As well as funding, the Group has also had advice on HR issues and health and safety from SBN, which is facilitating similar projects up and down the country.
“It’s extremely rewarding,” says Nic. “People in areas like ours are always looking for work. It’s great to be able to get them involved. We can now get them trained and pay them properly. It’s about sharing the wealth and sharing the love. That way they can change their lifestyles and in some cases turn their lives around.”
As part of the Group’s expansion, it made a decision to work closely with their long term foreman Malcolm Westerlund. His experience facing the challenges of being a single parent in the area have made him adept at adapting the jobs to suit people’s individual needs. Rather than just employing Malcolm on a short term contract, the Group has assisted him to set up independently as Company Limited as this provides more of a long term career pathway for his skills.
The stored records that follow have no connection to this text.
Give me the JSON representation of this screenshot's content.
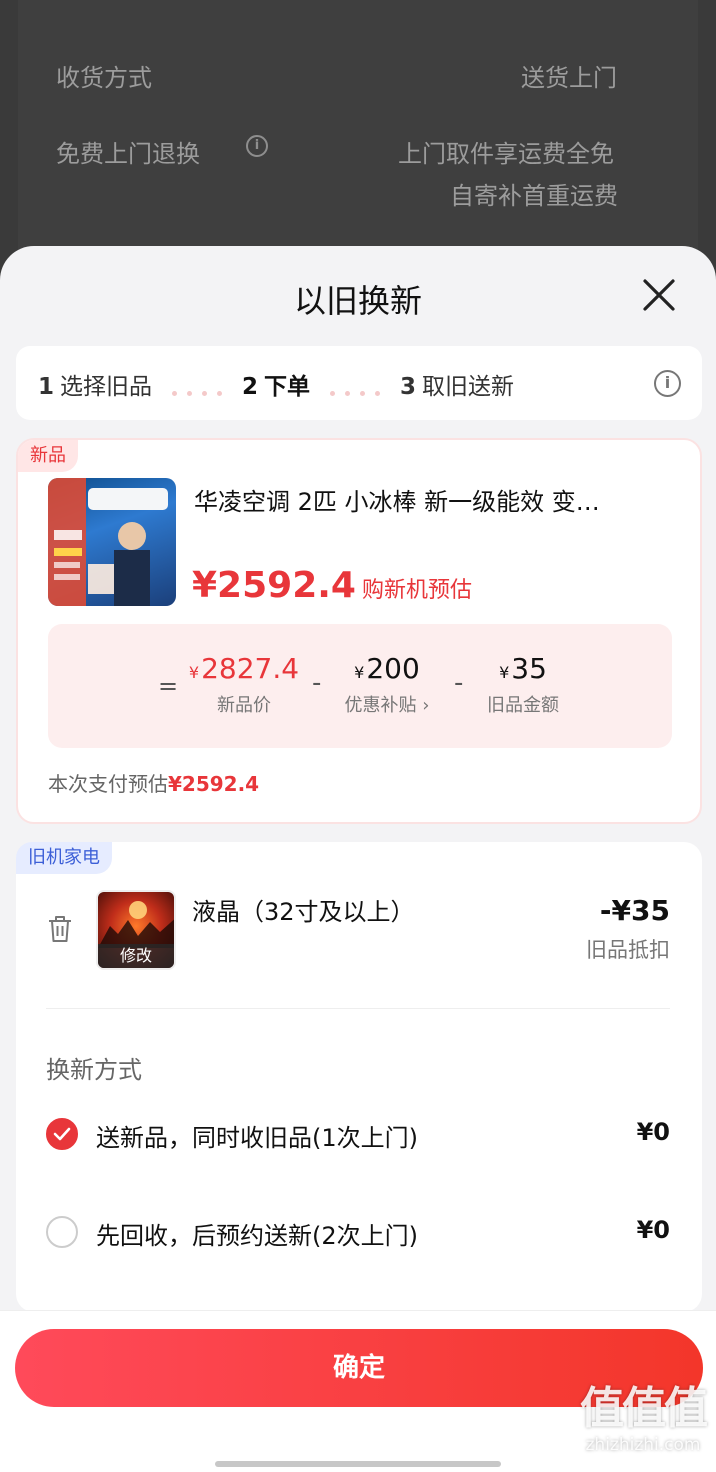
{
  "background": {
    "rows": [
      {
        "label": "收货方式",
        "value": "送货上门"
      },
      {
        "label": "免费上门退换",
        "value_line1": "上门取件享运费全免",
        "value_line2": "自寄补首重运费"
      }
    ]
  },
  "sheet": {
    "title": "以旧换新",
    "steps": [
      {
        "num": "1",
        "label": "选择旧品"
      },
      {
        "num": "2",
        "label": "下单"
      },
      {
        "num": "3",
        "label": "取旧送新"
      }
    ]
  },
  "new_item": {
    "tag": "新品",
    "title": "华凌空调 2匹 小冰棒 新一级能效 变…",
    "price": "¥2592.4",
    "price_label": "购新机预估",
    "calc": {
      "new_price_symbol": "¥",
      "new_price_value": "2827.4",
      "new_price_label": "新品价",
      "subsidy_symbol": "¥",
      "subsidy_value": "200",
      "subsidy_label": "优惠补贴 ›",
      "trade_symbol": "¥",
      "trade_value": "35",
      "trade_label": "旧品金额"
    },
    "pay_label": "本次支付预估",
    "pay_value": "¥2592.4"
  },
  "old_item": {
    "tag": "旧机家电",
    "title": "液晶（32寸及以上）",
    "edit_label": "修改",
    "amount": "-¥35",
    "amount_note": "旧品抵扣",
    "method_title": "换新方式",
    "options": [
      {
        "label": "送新品，同时收旧品(1次上门)",
        "price": "¥0",
        "checked": true
      },
      {
        "label": "先回收，后预约送新(2次上门)",
        "price": "¥0",
        "checked": false
      }
    ]
  },
  "footer": {
    "confirm_label": "确定"
  },
  "watermark": {
    "logo": "值值值",
    "url": "zhizhizhi.com"
  },
  "colors": {
    "accent": "#e8363a",
    "tag_new_bg": "#ffe6e6",
    "tag_old_bg": "#e6ecff"
  }
}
“Malcolm understands that for a lot of the people around here this can’t be a straight forward ‘eight-to-five’ type set-up,” explains Nic. “Many young people in our area have their own issues in their lives. Most will be doing some seasonal sheering or other farm work, but they may not be working all the time. They’re not particularly money or career focused. There are days when they won’t be coming along to work, but we can accommodate that and just track their hours overall. With Malcolm’s help we can offer and complete continuous work by ensuring it works well for the people doing it.”
This includes employing a young local Māori woman who grew up on her parents’ farm in the area. The home farm isn’t big enough to employ her, so she’s working and training through the group to keep doing the work she loves and gain the skills she needs.
“We love the fact that we are able to offer work in an area where there isn’t much employment,” says Nic. “We hope this will help more young people to be able to stay in this beautiful place.”